They showed a similar combination of confidence and quality to find the only goal of the game. After working the ball into the final third from a throw-in, the ball found itself at the feet of Savage, who carved out a clever pass into the path of the oncoming Bernard. The full-back showed great poise to ping a well-executed cross into the path of Garrick, who was able to beat his marker to the ball, putting his side 1-0 up. Clever play from all three mentioned there – Savage’s awareness and reactions to get into position initially before timing his pass well; the attacking awareness and desire from Bernard to get involved in a key moment; and the pace and off-the-ball movement from Garrick to get into the right area in the box.
While Forest Green did offer some attacking action after their goal, their defensive focus increased, particularly in the second half, with Sheffield Wednesday piling on the pressure as they searched for an equaliser.
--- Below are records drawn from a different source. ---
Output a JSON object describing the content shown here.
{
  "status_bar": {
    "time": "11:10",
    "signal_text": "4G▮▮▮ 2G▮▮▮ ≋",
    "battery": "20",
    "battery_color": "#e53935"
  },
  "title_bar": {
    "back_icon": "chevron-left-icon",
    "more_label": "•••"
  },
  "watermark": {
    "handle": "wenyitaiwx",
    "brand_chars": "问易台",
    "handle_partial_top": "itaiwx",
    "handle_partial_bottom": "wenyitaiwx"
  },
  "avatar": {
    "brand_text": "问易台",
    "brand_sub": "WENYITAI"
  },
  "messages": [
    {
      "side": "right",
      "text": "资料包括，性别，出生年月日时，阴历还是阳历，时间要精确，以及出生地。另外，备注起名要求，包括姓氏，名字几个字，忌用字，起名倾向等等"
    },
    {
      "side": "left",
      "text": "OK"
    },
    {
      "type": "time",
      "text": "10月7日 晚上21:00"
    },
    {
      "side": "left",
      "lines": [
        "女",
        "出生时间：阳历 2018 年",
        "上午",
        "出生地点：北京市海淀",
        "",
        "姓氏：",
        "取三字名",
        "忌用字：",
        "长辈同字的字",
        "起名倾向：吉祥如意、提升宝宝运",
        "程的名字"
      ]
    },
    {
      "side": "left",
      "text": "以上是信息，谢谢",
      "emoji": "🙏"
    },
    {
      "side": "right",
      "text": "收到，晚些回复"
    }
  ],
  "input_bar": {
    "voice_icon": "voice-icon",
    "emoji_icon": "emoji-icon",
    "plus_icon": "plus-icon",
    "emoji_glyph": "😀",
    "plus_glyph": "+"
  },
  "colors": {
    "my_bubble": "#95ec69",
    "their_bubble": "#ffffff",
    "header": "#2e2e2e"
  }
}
Forest Green’s defensive resolve
A number of factors played into Forest Green claiming a clean sheet against a title contender. We’ve mentioned Sheffield Wednesday’s poor attacking display, but the energy and commitment demonstrated by Forest Green just made life very difficult for the Owls. Forest Green were forced to defend for a large part of the game, namely the second half, but Wednesday had very little joy in the final third – in this final analysis segment, we will look at Forest Green’s shape off the ball.
The map above shows us where Forest Green were positioned as a defensive unit, over the course of the match, based on their defensive actions. Unsurprisingly, they were very active in their own defensive third thanks to Sheffield Wednesday’s second-half onslaught, but they were also very busy in midfield areas. One piece of credit that Forest Green deserve is how they gave away just one foul in the final third – often when teams are defending with their backs to the wall against a possession-dominant side, they give away a high number of fouls. Rovers conceded just five in this tie.
And this would typically be the shape that we’d see from a defending Forest Green – just deeper and more compact as the game went on and as Wednesday’s attacks became more frequent and intense. The back four operated as you’d expect, and the midfield offered good defensive protection to their back line – the wide midfielder on the flank opposite to the possession would stay wide to mark the Owls wing-back on his side, rather than tucking inside. We would also often see the front two come back to offer their assistance in defence and were tasked with pressing the Wednesday defenders when they had comfortable possession.
This was a mixture of a courageous and fearless performance from Forest Green Rovers, who took their chance very well before proceeding to defend effectively, and a poor performance from a Sheffield Wednesday team that has been on fire with the goals this season.
Wednesday never really got settled in the game, and their play resembled that of a team chasing a goal in the last minute of the game, but for 90 minutes – desperate, with little structure to their play. They will need to dust themselves off before their next fixture against Cheltenham Town, as Ipswich are breathing right down their necks for a place in the automatic promotion spots.